July 19, 2008 – The Mayor of Claremont, California, ordered the closure of a Girl Scout Cookie stand. Afterward, the City Council proposed that all “solicitors” in the city – specifically including Girl Scouts – must have a permit before going door-to-door. After an initial furor, the ordinance passed.
September 25, 2005 – City officials in Wilkes-Barre, Pennsylvania, threaten to shut down lemonade stand operated by Brownie troop raising funds to benefit victims of Hurricane Katrina.
August 3, 2005 – 11- and 9-year-old selling lemonade on Salem Common in Massachusetts are ordered to shut down after nearby sausage vendor complains to police that they were negatively affecting his business.
January 6, 2005 – 10-year-old in Miami Beach, Florida, told the city would not issue her a permit to sell lemonade to raise funds for disaster relief.
August 14, 2004 – St. Louis city health commissioner demands shut down of 10- and 12-year-olds’ lemonade stand for lack of proper licenses and “unsafe ice cubes.”
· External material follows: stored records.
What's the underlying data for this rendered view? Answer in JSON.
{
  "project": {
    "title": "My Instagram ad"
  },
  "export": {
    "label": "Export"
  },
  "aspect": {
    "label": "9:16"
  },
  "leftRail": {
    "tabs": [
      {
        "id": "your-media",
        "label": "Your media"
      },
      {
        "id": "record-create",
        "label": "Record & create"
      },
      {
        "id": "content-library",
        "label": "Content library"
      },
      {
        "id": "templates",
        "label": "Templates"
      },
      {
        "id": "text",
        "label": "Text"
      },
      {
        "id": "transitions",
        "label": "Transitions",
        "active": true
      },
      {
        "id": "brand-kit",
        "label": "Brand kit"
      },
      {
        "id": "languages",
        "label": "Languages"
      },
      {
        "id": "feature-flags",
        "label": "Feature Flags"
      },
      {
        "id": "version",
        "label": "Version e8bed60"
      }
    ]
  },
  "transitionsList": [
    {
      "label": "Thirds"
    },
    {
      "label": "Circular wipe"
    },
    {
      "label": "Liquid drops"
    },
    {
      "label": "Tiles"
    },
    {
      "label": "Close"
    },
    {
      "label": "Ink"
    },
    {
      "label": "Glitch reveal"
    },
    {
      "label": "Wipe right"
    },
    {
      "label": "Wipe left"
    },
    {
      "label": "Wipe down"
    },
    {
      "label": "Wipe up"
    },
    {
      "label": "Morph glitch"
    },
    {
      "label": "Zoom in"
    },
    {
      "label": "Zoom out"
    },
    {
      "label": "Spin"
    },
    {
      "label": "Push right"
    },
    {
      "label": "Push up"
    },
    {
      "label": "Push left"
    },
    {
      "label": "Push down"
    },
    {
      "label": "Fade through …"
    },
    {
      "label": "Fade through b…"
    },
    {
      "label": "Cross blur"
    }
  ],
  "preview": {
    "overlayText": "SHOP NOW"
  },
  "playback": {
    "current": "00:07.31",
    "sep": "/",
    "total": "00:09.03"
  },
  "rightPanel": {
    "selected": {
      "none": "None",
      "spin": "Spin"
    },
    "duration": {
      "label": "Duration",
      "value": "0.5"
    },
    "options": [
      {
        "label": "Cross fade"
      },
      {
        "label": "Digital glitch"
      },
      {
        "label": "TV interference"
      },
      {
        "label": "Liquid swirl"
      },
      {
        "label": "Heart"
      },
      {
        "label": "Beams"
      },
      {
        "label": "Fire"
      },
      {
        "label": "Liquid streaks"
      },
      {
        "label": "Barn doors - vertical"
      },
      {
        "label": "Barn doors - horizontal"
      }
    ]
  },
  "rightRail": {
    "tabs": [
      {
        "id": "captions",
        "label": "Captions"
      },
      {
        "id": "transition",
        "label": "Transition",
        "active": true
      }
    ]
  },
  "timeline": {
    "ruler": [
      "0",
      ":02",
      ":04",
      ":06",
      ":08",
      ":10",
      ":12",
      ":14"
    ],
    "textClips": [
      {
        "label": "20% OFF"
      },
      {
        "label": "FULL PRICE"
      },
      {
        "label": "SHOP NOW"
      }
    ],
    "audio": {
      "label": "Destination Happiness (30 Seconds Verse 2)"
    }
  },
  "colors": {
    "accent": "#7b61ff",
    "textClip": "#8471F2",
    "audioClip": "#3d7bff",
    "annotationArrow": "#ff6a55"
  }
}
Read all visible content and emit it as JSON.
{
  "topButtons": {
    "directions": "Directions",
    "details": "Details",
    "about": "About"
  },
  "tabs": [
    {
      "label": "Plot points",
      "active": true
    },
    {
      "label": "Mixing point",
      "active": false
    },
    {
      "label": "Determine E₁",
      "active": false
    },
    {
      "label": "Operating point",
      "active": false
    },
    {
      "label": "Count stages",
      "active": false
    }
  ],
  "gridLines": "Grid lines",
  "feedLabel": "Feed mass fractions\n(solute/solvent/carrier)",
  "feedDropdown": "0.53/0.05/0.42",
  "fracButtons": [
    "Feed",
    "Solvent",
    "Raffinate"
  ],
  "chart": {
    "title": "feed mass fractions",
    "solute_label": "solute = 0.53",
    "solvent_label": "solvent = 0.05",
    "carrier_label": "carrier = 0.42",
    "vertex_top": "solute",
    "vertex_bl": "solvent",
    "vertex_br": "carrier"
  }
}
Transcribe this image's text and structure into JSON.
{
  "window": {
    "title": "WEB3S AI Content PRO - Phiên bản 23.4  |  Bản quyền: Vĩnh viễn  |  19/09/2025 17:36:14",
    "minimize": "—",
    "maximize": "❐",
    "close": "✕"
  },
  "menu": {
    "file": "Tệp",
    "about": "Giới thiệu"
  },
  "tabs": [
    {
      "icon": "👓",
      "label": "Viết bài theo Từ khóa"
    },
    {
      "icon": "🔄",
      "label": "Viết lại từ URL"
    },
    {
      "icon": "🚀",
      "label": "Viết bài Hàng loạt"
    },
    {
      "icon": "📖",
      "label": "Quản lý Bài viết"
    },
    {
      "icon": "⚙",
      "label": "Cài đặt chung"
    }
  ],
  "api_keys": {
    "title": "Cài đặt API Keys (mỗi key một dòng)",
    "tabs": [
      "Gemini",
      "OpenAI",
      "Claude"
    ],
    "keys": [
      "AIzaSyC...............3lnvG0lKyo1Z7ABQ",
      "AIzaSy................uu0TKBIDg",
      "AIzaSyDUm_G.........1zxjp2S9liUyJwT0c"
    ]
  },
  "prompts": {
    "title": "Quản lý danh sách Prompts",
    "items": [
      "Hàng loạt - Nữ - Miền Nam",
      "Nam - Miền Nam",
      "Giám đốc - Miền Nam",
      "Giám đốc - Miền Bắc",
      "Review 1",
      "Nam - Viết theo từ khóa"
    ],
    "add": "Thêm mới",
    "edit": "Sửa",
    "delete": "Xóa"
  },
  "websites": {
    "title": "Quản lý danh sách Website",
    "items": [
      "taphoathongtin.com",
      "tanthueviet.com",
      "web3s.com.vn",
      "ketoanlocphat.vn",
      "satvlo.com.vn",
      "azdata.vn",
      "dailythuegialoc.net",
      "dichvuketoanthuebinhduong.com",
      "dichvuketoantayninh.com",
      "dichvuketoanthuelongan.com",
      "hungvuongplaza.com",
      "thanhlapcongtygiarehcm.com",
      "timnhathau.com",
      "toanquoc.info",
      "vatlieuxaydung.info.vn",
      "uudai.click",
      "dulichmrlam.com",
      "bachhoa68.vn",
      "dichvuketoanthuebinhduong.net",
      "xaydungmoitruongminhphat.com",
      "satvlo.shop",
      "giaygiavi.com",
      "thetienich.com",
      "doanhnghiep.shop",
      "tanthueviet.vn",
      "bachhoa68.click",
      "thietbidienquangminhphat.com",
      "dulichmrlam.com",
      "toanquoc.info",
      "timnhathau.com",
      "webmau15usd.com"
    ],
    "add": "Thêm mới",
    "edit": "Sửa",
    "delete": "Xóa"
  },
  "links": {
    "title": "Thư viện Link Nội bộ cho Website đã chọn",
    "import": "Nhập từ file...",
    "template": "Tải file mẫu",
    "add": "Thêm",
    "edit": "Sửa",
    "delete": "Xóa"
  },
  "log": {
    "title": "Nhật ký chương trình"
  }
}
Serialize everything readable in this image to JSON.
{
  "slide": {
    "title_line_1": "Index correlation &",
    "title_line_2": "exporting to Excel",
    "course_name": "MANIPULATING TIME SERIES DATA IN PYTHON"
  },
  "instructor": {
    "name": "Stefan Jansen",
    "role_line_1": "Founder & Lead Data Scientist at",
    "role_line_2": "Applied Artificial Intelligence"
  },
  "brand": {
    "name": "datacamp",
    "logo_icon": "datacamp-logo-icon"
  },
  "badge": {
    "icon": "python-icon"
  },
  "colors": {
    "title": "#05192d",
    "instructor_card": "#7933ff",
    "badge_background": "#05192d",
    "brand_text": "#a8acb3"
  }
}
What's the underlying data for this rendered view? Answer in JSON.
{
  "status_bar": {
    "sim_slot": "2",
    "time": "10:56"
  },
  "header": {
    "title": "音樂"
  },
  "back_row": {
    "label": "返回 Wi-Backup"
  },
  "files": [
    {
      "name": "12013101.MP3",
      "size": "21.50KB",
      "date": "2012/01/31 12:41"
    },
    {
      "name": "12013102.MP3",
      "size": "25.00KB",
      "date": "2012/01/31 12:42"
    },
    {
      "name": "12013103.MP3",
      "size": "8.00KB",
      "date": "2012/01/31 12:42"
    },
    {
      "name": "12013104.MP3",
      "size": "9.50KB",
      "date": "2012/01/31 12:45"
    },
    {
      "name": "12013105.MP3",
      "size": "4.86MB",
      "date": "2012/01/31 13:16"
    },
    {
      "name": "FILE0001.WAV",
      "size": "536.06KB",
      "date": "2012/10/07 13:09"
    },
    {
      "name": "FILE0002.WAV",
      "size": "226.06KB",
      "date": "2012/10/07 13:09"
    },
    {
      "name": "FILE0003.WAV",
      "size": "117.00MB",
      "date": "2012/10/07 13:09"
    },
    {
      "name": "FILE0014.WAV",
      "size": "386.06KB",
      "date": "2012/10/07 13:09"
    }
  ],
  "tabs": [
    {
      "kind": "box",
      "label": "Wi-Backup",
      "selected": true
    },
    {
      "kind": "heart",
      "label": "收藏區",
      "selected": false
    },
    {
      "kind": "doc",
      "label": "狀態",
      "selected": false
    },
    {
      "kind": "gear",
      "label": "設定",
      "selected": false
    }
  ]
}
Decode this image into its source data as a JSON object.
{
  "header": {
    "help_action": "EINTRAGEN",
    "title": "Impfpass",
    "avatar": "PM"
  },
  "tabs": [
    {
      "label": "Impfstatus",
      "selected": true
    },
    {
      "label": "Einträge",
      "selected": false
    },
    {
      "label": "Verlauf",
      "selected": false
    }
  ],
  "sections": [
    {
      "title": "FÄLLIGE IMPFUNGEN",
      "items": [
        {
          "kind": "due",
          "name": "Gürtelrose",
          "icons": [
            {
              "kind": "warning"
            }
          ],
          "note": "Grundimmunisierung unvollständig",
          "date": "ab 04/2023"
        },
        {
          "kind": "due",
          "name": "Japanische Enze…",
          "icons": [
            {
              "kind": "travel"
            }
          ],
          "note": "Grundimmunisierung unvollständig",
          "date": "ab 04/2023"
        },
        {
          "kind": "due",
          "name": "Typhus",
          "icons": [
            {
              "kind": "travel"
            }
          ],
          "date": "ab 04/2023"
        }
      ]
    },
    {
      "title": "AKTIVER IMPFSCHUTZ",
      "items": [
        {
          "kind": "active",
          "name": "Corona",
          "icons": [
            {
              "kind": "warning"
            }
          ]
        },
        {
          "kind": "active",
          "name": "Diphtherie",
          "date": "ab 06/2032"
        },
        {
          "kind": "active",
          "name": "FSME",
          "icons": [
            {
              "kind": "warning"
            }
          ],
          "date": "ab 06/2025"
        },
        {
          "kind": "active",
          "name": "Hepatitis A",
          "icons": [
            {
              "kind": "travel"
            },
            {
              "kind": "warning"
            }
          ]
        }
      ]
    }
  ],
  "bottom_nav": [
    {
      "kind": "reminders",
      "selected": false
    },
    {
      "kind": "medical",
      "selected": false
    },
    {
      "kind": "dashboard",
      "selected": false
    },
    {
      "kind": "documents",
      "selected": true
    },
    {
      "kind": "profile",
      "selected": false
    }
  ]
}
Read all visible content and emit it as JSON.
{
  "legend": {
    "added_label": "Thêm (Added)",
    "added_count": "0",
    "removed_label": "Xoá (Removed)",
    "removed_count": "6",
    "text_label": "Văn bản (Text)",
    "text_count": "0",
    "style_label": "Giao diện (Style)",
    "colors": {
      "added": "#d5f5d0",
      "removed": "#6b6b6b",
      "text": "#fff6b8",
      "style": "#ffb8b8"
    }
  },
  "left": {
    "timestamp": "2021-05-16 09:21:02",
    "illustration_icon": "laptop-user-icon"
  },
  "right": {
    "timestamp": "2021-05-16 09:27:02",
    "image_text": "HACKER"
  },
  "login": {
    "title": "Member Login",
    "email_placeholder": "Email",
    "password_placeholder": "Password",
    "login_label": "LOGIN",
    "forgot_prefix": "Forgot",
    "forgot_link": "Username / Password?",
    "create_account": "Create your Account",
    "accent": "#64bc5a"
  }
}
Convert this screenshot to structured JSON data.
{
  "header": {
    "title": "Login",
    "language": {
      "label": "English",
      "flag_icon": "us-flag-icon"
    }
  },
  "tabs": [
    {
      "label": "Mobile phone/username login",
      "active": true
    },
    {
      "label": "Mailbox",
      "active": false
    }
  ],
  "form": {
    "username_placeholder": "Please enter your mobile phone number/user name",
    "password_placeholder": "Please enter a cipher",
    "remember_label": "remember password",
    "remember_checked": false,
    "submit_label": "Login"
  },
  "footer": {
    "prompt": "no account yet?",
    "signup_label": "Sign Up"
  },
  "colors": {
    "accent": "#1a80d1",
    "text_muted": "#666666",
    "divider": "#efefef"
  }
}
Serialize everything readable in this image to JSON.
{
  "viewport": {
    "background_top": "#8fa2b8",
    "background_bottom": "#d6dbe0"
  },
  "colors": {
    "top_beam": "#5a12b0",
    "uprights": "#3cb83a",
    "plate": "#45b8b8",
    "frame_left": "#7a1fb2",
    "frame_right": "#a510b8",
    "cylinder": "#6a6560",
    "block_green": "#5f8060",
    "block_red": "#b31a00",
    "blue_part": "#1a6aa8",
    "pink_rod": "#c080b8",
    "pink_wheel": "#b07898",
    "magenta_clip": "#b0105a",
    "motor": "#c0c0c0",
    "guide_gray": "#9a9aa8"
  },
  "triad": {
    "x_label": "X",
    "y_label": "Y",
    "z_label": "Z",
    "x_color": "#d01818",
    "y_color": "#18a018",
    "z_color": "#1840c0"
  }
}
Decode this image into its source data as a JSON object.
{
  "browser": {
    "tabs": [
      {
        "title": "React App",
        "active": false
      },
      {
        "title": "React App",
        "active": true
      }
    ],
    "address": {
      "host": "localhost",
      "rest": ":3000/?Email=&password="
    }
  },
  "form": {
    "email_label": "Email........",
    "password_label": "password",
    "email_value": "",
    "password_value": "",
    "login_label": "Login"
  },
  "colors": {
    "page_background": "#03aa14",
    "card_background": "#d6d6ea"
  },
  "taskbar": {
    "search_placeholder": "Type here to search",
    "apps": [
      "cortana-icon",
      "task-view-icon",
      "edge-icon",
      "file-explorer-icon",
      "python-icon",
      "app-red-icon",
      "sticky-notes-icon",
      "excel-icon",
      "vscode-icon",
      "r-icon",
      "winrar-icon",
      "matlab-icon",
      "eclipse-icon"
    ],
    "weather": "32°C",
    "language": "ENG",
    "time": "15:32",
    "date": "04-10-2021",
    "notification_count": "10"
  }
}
July 13, 2004 – Despite having a permit from one city department in Las Cruces, New Mexico, three sisters were forced to close their front-yard drink stand.
August 27, 2003 – St. Paul, Minnesota’s Office of Licenses, Inspections and Environmental Protection shut down a seven-year-old’s drink stand because she had not obtained a $60 license.
June 13, 2003 – Law enforcement officials in Naples, Florida, shut down stand selling lemonade and cookies without city license.
August 7, 2001 – County zoning officers in Rio Nido, California, demand closure of children’s snack stand.
Unknown date, 1993 – In 1993 police officers in Charleston, South Carolina, shut down a concession stand run by 12-year-old Sarah Knott and 13-year-old Margaret Johnson, stating that the girls needed to obtain a peddler’s license from the city. Public opposition in the wake of the shut-down led the city to relent and offer an apology. h/t – Rob Lammie at Mental Floss.
July 23, 1990 – 13-year-old drink vendor shut down by city officials in Ojai, California, for lack of city permits. When he finally got all the necessary licenses, he was able to put what he learned into practice – by calling city officials to shut down other kids who were selling lemonade without a license.
Unknown date, 1988 – In 1988 the city of Watchung, New Jersey, threatened to fine nine-year-old Max Schilling $500 per day for operating a lemonade stand. The family applied for a zoning variance, which the City ultimately approved with some conditions. h/t – Rob Lammie at Mental Floss.
Unknown date, 1983 – In 1983 an anonymous neighbor complained about six-year-old Ali Thorn’s lemonade stand and the city of Belleair, Florida, ordered her stand closed. The city relented a week and a half later, having decided that its ordinances were not intended to prevent kid-run concession stands. h/t – Rob Lammie at Mental Floss.
HAS YOUR CITY TAKEN A POSITION ON KID-RUN CONCESSION STANDS? LET US KNOW AND WE’LL ADD IT TO THE MAP!